We sympathise with anyone who has lost a loved one at this awful time, particularly given that so many people were unable to mourn with them and their family in person – and we hope that this will help in some small way to show those family members that we are all united in grief, even from a distance.
This is an additional feature we are providing alongside our long-established weekly Family Notices section where loved ones are remembered immediately by Months Mind Notices and annual anniversary remembrances. You can contact our team for further details at email@example.com
Alison’s Euro Award for Covid information project
The Galway-established online course providing information about coronavirus in more than 70 languages – reaching over 350,000 people worldwide – is among 23 projects from the EU and the UK recognised for their outstanding contribution to fighting COVID-19 and its disastrous consequences.
The European Economic and Social Committee has awarded the Civil Solidarity Prize to the Irish learning platform Alison – founded by social entrepreneur Mike Feerick and based in Loughrea – for its free online course which was developed and published at the very start of the pandemic to educate as many people as possible about the virus, its spread and its effects.
The EESC, an advisory body representing Europe’s civil society at the EU level, selected the learning platform Alison as the best Irish candidate for the Prize, saying that its project “Coronavirus: What you need to know” stood out as a shining example of solidarity and civic responsibility during the COVID-19 crisis.
The online course was launched in February 2020 when the knowledge about the virus was still very scarce and the governments were still struggling with how to respond to the looming crisis.
With its training programme, based on WHO and CDC guidelines and continuously updated to include the latest information, the Irish platform has given people free access to potentially life-saving knowledge.
Translated in less than four months into more than 70 languages, with the help of 5,000 volunteers many of whom were immigrants, it had been completed by approximately 350,000 people as of September 2020. Some 100,000 people signed up for it in a single day.
See full story in this week’s Connacht Tribune, on sale in shops now – or you can download our digital edition from www/connachttribune.ie
Covid a whole different ball game for Galway camogie nurse
Galway camogie star Emma Helebert doesn’t shy away from a question about Covid-19 anti-vaxxers and their online conspiracy theories.
“Personally, since this pandemic has hit, I’m allergic to social media over the whole thing,” she says.
A midwife at University Hospital Galway, the 2019 All-Ireland winner agrees that vaccines involve personal choice.
But that choice should be informed by trusted sources of information, such as the HSE or NHS websites – and not random often nefarious and anonymous contributors on social media.
“There are more reliable sources of information than turning to places like Facebook or whatever online forums are talking about it,” she says.
“What’s scaring people more than the actual thought of the vaccines is these opinions that are being forced down people’s throats and they’re seeing it every time they go on Facebook and scrolling on social media.
“My only advice to people who are scared is to do your own research. Go to the reliable sources of information and don’t believe what you see on Facebook.
“Unfortunately, there are people out there who create pages that are full of negativity or full of lies.
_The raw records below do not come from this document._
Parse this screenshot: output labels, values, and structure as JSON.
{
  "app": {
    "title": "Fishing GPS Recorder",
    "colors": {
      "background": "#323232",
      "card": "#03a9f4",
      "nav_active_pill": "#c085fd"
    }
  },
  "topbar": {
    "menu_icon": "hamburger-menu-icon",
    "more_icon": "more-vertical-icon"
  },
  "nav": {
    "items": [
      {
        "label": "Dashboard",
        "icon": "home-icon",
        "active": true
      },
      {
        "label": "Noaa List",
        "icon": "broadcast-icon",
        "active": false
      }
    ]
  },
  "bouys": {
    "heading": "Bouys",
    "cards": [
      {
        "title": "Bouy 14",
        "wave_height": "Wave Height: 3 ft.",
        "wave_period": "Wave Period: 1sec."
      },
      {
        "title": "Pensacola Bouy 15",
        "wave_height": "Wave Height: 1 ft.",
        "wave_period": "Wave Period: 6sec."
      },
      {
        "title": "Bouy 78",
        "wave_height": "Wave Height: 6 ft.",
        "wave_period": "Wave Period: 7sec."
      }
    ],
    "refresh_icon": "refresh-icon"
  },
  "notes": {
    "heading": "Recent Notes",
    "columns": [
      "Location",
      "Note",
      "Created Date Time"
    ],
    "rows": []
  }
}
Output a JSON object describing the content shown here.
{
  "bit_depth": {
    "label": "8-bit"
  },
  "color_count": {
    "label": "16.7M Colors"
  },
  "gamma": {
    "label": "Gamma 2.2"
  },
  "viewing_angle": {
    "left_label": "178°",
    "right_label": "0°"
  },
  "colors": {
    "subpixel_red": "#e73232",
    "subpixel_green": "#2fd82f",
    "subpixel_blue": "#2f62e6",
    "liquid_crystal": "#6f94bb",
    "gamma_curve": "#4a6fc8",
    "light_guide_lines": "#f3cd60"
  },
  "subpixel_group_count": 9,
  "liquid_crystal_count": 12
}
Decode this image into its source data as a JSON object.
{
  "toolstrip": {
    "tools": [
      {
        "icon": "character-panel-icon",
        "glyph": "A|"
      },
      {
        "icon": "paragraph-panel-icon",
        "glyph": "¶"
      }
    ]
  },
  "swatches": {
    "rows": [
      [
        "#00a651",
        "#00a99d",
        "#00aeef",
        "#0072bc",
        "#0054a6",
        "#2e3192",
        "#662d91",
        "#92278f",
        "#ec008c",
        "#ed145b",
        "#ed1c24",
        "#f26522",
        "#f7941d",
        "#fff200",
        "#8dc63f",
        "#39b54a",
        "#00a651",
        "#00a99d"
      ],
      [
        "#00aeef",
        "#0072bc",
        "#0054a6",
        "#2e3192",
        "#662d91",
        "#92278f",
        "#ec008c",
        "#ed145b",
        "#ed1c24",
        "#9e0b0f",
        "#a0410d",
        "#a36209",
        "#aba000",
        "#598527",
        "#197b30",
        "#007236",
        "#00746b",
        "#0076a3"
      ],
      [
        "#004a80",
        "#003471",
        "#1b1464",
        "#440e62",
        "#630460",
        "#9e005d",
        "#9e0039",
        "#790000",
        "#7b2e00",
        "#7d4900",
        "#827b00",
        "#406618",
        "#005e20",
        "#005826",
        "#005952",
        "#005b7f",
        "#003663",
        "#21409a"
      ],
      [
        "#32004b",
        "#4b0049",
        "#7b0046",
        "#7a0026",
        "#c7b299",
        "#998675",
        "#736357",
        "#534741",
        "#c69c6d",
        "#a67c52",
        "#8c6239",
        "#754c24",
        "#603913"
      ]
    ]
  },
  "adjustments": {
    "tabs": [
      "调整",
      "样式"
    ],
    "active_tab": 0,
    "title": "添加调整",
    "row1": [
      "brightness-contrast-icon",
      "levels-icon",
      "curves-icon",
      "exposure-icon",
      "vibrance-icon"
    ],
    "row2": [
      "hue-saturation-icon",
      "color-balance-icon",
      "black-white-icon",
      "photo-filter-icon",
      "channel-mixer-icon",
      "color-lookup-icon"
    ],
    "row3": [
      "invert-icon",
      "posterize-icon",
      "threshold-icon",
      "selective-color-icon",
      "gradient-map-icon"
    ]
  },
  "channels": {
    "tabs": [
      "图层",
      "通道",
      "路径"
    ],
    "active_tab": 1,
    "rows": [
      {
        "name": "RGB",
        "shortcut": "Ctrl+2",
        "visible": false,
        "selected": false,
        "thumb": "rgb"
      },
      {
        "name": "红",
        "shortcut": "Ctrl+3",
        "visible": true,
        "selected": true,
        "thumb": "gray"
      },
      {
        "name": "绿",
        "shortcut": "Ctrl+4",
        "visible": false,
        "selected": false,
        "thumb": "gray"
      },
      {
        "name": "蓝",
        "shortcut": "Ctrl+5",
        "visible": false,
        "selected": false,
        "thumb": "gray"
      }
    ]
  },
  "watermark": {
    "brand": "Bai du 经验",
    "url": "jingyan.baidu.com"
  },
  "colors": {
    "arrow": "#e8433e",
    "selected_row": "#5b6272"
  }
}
It only takes one scary thought or piece of information you’ve heard to cling to you that’ll make you not want to get it,” she adds.
Read the full interview with Emma Helebert in this week’s Connacht Tribune, on sale in shops now – or you can download our digital edition from www.connachttribune.ie